- Opening Delimiter -

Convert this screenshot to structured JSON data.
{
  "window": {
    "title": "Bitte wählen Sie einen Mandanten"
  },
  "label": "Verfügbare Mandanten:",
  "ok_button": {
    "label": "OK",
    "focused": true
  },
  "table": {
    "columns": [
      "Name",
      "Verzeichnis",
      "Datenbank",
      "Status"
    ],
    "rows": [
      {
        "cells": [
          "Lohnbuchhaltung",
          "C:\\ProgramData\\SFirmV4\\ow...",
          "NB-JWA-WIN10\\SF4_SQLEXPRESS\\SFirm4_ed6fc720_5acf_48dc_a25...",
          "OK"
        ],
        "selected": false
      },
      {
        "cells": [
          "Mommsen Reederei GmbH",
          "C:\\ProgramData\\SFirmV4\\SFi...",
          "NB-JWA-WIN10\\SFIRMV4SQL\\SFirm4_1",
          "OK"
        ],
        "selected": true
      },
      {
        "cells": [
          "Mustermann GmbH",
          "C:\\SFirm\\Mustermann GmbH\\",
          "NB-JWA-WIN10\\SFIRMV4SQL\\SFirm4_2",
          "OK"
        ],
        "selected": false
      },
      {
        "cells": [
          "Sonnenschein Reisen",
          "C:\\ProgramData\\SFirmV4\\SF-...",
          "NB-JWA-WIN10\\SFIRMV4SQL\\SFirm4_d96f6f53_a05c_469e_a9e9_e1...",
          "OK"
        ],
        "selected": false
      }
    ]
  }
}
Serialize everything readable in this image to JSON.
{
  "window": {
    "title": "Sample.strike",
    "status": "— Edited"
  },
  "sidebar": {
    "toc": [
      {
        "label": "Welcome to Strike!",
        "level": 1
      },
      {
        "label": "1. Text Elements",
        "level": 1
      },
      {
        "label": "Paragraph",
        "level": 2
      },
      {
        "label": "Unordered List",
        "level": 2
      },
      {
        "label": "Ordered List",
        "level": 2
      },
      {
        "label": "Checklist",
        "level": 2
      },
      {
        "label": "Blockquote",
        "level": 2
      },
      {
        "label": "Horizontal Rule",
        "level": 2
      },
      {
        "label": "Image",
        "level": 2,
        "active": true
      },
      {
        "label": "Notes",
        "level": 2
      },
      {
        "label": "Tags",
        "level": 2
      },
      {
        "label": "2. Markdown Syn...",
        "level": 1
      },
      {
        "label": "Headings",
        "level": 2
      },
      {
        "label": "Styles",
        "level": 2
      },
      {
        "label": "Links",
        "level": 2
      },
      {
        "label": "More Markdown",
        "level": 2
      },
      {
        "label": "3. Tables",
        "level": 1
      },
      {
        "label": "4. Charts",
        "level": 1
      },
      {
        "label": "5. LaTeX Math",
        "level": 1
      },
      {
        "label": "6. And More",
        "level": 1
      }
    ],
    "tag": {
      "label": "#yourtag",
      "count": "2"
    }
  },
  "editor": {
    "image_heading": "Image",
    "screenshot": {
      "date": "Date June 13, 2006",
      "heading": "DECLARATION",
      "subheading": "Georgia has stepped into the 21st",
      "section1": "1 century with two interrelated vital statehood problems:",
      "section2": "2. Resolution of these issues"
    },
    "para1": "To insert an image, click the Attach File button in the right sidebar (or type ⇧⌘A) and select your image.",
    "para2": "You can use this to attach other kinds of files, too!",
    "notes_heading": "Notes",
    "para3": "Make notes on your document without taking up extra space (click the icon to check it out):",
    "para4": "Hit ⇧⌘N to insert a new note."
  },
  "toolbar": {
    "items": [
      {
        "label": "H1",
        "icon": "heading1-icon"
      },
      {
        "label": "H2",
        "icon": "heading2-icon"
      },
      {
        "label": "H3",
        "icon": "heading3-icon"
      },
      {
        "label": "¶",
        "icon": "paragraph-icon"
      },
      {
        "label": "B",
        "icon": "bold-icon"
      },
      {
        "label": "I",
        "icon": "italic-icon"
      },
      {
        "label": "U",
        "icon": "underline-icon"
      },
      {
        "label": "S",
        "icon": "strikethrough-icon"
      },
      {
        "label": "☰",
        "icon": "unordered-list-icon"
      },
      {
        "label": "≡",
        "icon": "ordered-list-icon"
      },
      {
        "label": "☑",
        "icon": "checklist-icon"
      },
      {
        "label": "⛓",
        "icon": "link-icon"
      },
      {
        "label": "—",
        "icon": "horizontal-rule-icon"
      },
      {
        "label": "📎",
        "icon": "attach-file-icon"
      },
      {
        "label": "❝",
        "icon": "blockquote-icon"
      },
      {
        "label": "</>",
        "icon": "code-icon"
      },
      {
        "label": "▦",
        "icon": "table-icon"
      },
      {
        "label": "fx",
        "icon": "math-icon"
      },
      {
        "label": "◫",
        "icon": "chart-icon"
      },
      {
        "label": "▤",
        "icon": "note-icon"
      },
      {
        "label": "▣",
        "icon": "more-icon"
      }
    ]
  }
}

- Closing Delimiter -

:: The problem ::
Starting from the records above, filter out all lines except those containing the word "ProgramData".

:: Your response ::
          "C:\\ProgramData\\SFirmV4\\ow...",
          "C:\\ProgramData\\SFirmV4\\SFi...",
          "C:\\ProgramData\\SFirmV4\\SF-...",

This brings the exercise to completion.